= Beginning of Section =

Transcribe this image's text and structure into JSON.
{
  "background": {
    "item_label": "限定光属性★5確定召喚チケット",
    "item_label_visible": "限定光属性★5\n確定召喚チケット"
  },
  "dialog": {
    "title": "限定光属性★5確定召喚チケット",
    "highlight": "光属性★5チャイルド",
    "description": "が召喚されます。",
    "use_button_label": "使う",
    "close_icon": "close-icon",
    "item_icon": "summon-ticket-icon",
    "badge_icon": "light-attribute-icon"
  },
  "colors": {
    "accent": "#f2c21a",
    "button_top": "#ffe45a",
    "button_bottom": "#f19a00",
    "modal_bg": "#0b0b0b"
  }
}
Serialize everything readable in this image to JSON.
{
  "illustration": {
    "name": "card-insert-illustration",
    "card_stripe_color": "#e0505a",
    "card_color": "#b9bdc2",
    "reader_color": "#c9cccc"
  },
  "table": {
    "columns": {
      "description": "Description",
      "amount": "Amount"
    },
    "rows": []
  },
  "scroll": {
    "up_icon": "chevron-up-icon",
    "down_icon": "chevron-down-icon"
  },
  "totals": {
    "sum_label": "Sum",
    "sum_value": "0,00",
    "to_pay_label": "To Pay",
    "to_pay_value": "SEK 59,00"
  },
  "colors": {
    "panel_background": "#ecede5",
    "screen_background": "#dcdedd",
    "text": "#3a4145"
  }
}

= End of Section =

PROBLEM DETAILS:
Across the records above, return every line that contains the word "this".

TASK OUTPUT:
Transcribe this image's text and structure into JSON.
Serialize everything readable in this image to JSON.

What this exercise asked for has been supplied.